A Chocolatier Explains Exactly How To Pair Coffee And Chocolate

Coffee cup with chocolate types
Coffee cup with chocolate types - Static Media/Shutterstock

It's certainly no secret that coffee and chocolate are a match made in heaven, whether they're paired together in a delicious mocha that you order from a coffee shop or in pastry form such as espresso chocolate muffins that you make at home. However, the topic is actually a bit more complicated than simply pairing any coffee with any chocolate — there are coffee roasts and types of chocolate that complement each other better than other pairings. So, to find out the very best ways to pair the two, Tasting Table spoke with an expert: Nicole Patel, owner and chocolatier of Delysia Chocolatier.

Patel breaks down, in detail, which coffee roasts go best with each type of chocolate. However, she also noted that it doesn't hurt to experiment with unconventional combinations. She says, "Everyone's palate is unique, sparking interesting conversations and making the whole experience more enjoyable." But, if you want to take an expert's advice, here's what Patel has to say about the best coffee and chocolate combinations for each type of chocolate: dark, milk, and white.

Read more: 26 Coffee Hacks You Need To Know For A Better Cup

Dark Chocolate Pairs Best With Strong Coffees

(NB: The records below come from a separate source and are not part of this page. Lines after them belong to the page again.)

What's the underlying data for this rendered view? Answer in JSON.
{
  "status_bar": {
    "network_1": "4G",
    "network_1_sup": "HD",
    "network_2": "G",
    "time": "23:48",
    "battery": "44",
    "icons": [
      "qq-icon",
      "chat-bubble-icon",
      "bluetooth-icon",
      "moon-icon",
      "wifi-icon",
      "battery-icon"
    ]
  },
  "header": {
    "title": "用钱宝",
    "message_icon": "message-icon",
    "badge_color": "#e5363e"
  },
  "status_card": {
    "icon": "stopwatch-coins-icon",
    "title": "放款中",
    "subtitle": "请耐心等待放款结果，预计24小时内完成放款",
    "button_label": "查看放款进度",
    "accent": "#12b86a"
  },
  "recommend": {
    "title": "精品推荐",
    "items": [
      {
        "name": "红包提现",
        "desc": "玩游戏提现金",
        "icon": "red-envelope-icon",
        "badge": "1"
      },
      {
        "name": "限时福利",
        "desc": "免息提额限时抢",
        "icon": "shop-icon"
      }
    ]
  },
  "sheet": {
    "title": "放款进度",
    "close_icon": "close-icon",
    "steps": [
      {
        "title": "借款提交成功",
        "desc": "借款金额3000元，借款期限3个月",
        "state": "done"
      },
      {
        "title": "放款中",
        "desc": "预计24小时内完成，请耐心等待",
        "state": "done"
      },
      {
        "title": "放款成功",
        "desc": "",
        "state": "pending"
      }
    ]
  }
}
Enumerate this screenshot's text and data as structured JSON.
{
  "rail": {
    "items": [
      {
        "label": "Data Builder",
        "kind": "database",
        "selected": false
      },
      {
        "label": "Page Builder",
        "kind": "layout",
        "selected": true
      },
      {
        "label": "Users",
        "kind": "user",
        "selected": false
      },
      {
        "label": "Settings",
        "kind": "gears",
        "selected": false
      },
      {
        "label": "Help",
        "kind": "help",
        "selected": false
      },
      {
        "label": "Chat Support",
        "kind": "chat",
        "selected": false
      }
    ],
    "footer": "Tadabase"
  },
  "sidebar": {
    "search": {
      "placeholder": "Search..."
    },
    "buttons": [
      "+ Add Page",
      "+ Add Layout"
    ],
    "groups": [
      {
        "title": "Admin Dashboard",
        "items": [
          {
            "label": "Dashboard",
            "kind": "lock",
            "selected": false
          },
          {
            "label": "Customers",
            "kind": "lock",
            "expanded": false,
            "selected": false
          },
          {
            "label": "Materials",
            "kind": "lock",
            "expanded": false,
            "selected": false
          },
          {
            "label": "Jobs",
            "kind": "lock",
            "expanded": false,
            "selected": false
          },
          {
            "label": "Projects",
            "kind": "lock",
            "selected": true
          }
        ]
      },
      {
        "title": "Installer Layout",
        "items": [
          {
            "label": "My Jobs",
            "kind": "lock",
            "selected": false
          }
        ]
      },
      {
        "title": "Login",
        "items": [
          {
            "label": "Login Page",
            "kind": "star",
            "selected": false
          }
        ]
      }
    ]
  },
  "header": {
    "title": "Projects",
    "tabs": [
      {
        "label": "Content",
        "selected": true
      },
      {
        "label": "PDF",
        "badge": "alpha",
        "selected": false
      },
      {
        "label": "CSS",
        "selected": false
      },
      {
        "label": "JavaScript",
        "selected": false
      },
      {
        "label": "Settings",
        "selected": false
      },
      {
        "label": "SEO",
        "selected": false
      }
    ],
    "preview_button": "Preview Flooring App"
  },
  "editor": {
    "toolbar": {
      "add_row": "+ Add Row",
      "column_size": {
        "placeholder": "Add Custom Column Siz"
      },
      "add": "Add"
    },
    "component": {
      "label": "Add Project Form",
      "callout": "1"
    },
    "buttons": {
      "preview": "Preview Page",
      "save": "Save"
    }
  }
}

Top-down view of a mug of coffee with chocolate bars
Top-down view of a mug of coffee with chocolate bars - Alfimimnill/Getty Images

If you prefer dark chocolate, then you know that it's defined by its bittersweet nature — which, as Patel explains, pairs best with coffees that are "bold and robust," such as darker roasts and espresso. She continues, "The stronger coffee flavor can stand up to the intensity of the darker chocolate to create a harmonious balance."

But, when it comes to pairing dark chocolate and coffee, it's also important to pay attention to the chocolate's cacao percentage, also known as the cocoa percentage. As you likely know, various dark chocolates have different cacao percentages, which can range anywhere from at least 43% to 100%. The higher the percentage, the more bitter and less sweet the dark chocolate is.

Patel explains, "Dark chocolates with higher cacao percentages (70% and above) often boast intense, robust, and occasionally bitter flavors, making them a perfect match for bold and robust coffee drinks. Medium cacao percentages (50% to 69%) strike a harmonious balance between sweetness and bitterness, pairing seamlessly with medium to medium-dark roast coffees." Meanwhile, if chocolate has a percentage lower than 50%, it's going to be very creamy and sweet, making it a perfect match for anything "indulgent," such as lattes and cappuccinos.

Milk Chocolate Pairs Well With A Latte Or Cappuccino

Latte with chocolate
Latte with chocolate - Olga Leschenko/Shutterstock

According to Patel, milk chocolate is a good fit for a medium roast or a coffee drink made with milk, such as a latte or cappuccino. And if you prefer iced coffee to hot coffee, Patel notes that iced coffees and even blended coffee drinks work just as well with milk chocolate.

As for why it works so well, Patel explains, "The coffee's creaminess complements the sweetness of the chocolate for a balanced experience of both taste and feel on the palate." With this in mind, next time you have a piece of milk chocolate to enjoy, you may want to pair it with a homemade cafe latte or even an iced coffee topped with your favorite creamer. Or, to go the blended route, you can try a coffee smoothie as your drink of choice. Any of these options will certainly ensure that you get the most out of your milk chocolate and coffee pairing experience.

White Chocolate Is Complemented By Creamy Coffee Drinks

White chocolate pieces
White chocolate pieces - Ac_bnphotos/Getty Images

Finally, what about white chocolate? Essentially, white chocolate follows the same rules as milk chocolate because it is also a sweet chocolate. So, the best coffee options include lattes, cappuccinos, or blended coffee drinks. If you want to opt for a really decadent coffee drink, you could try making a toasted marshmallow coffee milkshake, or, for a boozy alternative, a luscious black forest coffee, both of which have plenty of creaminess to complement the white chocolate's sweetness — just be aware that these drinks are also plenty sweet themselves, so these pairings may only be for those with very prominent sweet tooths.

Meanwhile, one coffee drink that goes with just about any chocolate is Vietnamese coffee, which uses dark roast beans but is sweetened by condensed milk. Patel says, "[It] can pair with any style of chocolate -- dark chocolate will cut through the sweetness of the coffee, whereas milk or white chocolate will complement the creaminess of the drink." So feel free to pair your next Vietnamese coffee with whichever type of chocolate you're most in the mood for that day.

Read the original article on Tasting Table